He is purported to be the son of a Persian man, Rostem b. Bahram, according to a number of scribes from the Abadite sect. Bahram was also supposedly of royal descent and had bloodlines tracing back to the Sasanide dynasty.

Abd Al-Rahman was born in Iraq, after his parents had supposedly gone on a pilgrimage to Mecca that year. While Al-Rahman's father died in Mecca, his mother had quickly remarried a pilgrim she had met from Maghrib and the couple raised Al-Rahman at Kairawan.

Abd Al-Rahman was a quick and energetic learner, and had studied under Abu Ubaida Muslim in Basra. Abd Al-Rahman became one of the five missionaries who was ultimately responsible for the spread of the Abadite doctrine in Morocco.

The first Imam of the Abadites had captured Kairawan from the Warfadjuma warriors and after his conquest, he gave several parts of Ifrikiya to Abd al-Rahman (unfortunately, in June 758- the same year- Ibn al-Asha'ath retook Kairawan). Ibn al-Ash'ath was after him though.

Quickly though, Abd Al-Rahman and his son Abd al-Wahhab and their companions took refuge in central Maghrib and ended up finding the town of Tahert, which is now known as Tagdemt near Kuzul.

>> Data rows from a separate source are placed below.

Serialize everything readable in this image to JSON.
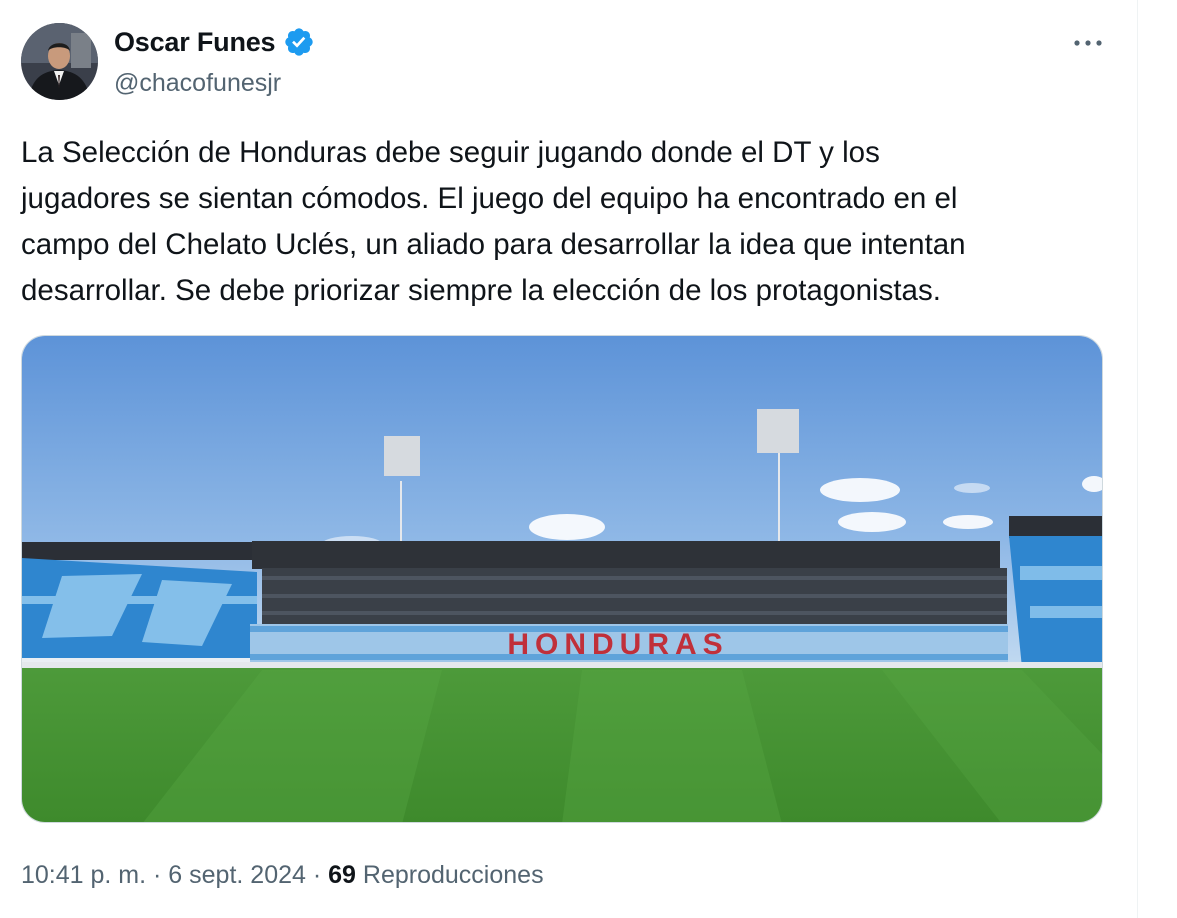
{
  "user": {
    "display_name": "Oscar Funes",
    "handle": "@chacofunesjr",
    "verified": true,
    "verified_color": "#1d9bf0"
  },
  "tweet": {
    "text": "La Selección de Honduras debe seguir jugando donde el DT y los\njugadores se sientan cómodos. El juego del equipo ha encontrado en el\ncampo del Chelato Uclés, un aliado para desarrollar la idea que intentan\ndesarrollar. Se debe priorizar siempre la elección de los protagonistas."
  },
  "media": {
    "stand_banner": "HONDURAS",
    "banner_color": "#c0303a"
  },
  "meta": {
    "time": "10:41 p. m.",
    "separator": " · ",
    "date": "6 sept. 2024",
    "views_count": "69",
    "views_label": " Reproducciones"
  },
  "icons": {
    "more": "more-options-icon",
    "verified": "verified-badge-icon"
  }
}
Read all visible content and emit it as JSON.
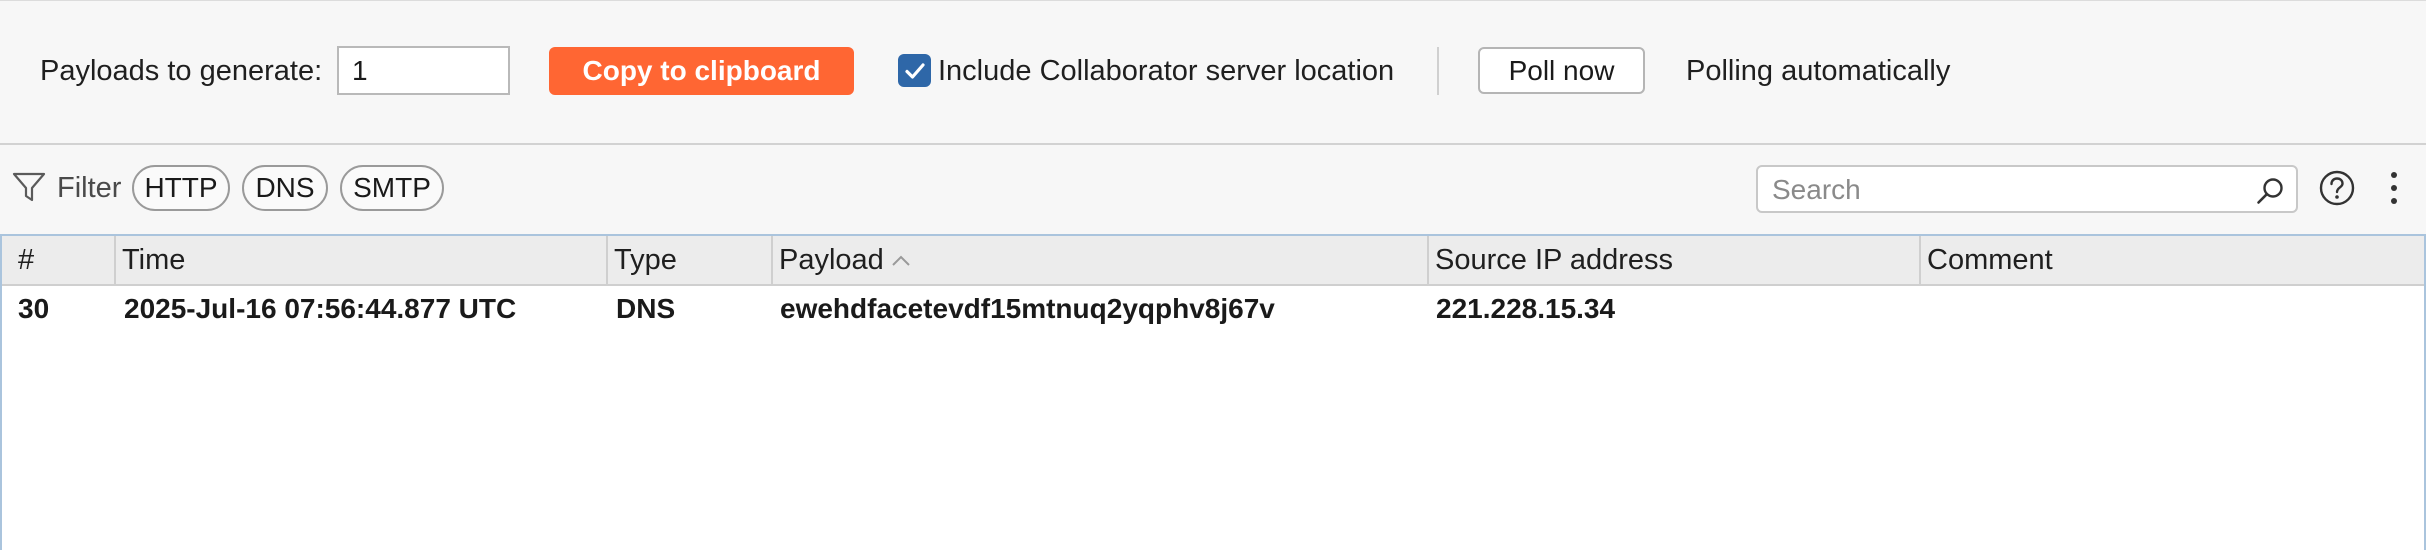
{
  "toolbar": {
    "payloads_label": "Payloads to generate:",
    "payloads_value": "1",
    "copy_label": "Copy to clipboard",
    "include_location_label": "Include Collaborator server location",
    "include_location_checked": true,
    "poll_label": "Poll now",
    "poll_status": "Polling automatically"
  },
  "filter": {
    "label": "Filter",
    "chips": [
      "HTTP",
      "DNS",
      "SMTP"
    ],
    "search_placeholder": "Search",
    "filter_icon": "funnel-icon",
    "search_icon": "magnifier-icon",
    "help_icon": "question-circle-icon",
    "menu_icon": "vertical-dots-icon"
  },
  "table": {
    "columns": [
      "#",
      "Time",
      "Type",
      "Payload",
      "Source IP address",
      "Comment"
    ],
    "sorted_column": "Payload",
    "sort_direction": "ascending",
    "rows": [
      {
        "num": "30",
        "time": "2025-Jul-16 07:56:44.877 UTC",
        "type": "DNS",
        "payload": "ewehdfacetevdf15mtnuq2yqphv8j67v",
        "source_ip": "221.228.15.34",
        "comment": ""
      }
    ]
  },
  "colors": {
    "accent": "#ff6633",
    "checkbox": "#2e67a8",
    "table_border": "#aac4dd"
  }
}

The city was quickly populated with Abadite emigrants from Ifrikiya and Djebel Nefusa.

At about 776 or 778 CE, Abd Al-Rahman became the Imamate of the Abadites of Tahert. He seems to have had a very peaceful reign and worked hard to ensure that justice and simplicity were also instilled in Tahert's legal system. The eastern Abadite communities held high respect for him and sent him a number of money and presents, in addition to recognizing his right to an Imamate. He is allegedly to have died at about 784 CE and his son Abd Al-Wahhab was supposed to have succeeded him. [1]


  1. ^ The Encyclopædia of Islam: A Dictionary of the Geography, Ethnography and Biography of the Muhammadan Peoples. Holland: EJ Brill. 1913. pp. 56–57.